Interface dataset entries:
= Beginning of Section =

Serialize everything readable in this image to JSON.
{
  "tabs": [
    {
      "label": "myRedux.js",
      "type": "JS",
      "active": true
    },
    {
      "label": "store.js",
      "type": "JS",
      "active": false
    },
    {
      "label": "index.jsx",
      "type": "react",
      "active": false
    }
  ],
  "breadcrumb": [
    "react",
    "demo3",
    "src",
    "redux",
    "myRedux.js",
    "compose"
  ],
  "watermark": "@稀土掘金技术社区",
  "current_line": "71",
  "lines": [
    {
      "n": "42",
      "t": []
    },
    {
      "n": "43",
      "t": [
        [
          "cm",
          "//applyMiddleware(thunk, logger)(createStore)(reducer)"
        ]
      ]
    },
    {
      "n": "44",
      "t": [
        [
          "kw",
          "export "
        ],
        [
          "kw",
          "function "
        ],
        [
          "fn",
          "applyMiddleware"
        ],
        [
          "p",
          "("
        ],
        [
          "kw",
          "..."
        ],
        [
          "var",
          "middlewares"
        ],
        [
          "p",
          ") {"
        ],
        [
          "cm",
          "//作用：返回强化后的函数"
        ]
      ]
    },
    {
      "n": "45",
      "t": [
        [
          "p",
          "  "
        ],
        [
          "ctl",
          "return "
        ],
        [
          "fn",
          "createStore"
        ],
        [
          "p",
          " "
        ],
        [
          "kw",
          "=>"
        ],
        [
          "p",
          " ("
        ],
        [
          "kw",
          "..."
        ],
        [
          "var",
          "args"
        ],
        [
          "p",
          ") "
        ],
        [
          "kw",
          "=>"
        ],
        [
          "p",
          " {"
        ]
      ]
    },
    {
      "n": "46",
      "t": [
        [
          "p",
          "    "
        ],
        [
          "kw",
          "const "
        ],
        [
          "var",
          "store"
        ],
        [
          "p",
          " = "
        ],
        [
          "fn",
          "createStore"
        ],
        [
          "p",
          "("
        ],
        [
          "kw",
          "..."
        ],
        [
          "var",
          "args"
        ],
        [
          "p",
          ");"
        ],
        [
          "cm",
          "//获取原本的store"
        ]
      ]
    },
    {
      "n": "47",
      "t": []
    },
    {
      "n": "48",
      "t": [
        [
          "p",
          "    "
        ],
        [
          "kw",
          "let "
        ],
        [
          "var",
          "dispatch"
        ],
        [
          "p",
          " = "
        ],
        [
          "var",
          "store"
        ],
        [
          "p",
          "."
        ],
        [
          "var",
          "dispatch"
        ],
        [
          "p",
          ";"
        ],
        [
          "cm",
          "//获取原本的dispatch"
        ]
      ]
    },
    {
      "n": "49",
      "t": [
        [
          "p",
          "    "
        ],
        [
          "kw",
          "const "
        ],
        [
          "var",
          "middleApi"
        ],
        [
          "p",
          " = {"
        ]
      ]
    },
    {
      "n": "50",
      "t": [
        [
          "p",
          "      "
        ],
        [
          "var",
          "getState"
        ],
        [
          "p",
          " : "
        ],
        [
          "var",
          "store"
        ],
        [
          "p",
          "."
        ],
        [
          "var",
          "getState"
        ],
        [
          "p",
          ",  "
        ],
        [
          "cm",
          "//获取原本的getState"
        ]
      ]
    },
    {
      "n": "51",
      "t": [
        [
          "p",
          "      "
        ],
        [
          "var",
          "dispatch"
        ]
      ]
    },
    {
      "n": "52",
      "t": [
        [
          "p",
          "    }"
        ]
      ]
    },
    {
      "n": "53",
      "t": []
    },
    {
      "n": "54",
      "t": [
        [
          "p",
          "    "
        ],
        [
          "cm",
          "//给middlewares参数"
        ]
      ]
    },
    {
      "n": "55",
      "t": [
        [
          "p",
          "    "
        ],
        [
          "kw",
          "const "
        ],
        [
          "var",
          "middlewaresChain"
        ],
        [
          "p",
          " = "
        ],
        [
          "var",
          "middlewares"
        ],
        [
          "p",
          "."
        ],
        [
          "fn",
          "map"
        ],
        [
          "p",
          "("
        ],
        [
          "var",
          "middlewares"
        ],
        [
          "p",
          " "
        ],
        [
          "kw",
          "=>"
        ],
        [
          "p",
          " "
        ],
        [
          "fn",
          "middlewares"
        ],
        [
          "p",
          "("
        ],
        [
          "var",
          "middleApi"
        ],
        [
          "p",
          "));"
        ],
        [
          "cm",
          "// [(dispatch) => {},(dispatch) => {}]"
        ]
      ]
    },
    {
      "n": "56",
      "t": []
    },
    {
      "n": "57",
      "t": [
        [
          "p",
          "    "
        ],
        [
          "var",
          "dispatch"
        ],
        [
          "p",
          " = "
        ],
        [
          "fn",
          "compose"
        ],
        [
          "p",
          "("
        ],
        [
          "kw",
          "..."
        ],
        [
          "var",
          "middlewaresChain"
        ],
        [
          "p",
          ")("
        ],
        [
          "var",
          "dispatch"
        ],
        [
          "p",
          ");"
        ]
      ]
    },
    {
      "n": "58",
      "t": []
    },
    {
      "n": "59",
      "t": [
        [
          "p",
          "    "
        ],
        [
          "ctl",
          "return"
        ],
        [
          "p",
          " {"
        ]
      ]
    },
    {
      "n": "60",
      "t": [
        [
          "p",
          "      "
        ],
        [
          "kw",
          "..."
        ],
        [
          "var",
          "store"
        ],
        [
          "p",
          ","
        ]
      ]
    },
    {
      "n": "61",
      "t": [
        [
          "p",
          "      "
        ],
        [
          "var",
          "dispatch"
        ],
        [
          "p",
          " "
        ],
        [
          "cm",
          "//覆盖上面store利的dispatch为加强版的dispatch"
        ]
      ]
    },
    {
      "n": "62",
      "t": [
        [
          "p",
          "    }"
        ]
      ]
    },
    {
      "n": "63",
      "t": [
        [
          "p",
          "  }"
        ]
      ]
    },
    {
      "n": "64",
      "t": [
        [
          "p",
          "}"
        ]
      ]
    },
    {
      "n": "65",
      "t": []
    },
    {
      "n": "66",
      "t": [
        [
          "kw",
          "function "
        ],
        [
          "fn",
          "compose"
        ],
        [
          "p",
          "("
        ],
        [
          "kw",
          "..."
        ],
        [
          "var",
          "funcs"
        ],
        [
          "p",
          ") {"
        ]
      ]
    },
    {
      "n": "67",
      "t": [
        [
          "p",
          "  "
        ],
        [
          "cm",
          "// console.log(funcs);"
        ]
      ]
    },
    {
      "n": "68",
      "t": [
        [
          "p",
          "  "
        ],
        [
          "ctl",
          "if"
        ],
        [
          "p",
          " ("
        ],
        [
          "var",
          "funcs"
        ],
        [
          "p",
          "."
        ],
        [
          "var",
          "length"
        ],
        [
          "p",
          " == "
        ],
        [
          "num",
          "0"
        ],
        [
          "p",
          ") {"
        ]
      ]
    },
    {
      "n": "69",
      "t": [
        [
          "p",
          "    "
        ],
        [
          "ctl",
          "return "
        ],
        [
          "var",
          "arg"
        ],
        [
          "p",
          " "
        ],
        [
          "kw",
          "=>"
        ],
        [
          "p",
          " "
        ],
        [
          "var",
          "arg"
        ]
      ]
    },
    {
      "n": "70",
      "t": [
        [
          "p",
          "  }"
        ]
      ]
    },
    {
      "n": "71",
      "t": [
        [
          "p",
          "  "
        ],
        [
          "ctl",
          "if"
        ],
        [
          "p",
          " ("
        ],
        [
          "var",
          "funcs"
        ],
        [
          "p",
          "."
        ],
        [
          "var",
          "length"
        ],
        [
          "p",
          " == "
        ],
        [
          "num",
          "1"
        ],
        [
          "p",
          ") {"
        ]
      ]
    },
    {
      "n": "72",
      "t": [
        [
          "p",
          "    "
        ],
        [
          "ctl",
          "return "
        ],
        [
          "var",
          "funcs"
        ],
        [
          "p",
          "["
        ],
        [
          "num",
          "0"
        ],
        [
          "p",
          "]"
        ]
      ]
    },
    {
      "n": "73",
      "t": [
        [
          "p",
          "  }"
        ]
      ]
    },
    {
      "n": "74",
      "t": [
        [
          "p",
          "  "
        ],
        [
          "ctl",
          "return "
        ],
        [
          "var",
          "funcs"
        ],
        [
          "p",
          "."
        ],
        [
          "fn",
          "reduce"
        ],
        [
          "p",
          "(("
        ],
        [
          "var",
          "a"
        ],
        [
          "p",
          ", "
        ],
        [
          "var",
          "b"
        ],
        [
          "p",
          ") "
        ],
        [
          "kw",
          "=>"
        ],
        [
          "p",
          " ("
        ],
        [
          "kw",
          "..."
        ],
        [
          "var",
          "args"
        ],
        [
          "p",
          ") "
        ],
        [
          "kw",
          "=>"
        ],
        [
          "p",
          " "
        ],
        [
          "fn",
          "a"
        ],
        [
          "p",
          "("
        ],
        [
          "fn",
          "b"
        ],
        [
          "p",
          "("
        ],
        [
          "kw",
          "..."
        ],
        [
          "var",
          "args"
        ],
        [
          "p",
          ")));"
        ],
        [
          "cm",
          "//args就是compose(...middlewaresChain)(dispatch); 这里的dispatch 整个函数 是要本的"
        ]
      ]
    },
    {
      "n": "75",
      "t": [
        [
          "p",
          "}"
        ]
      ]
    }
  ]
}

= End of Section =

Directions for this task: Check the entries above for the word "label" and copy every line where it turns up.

Answer to the exercise:
      "label": "myRedux.js",
      "label": "store.js",
      "label": "index.jsx",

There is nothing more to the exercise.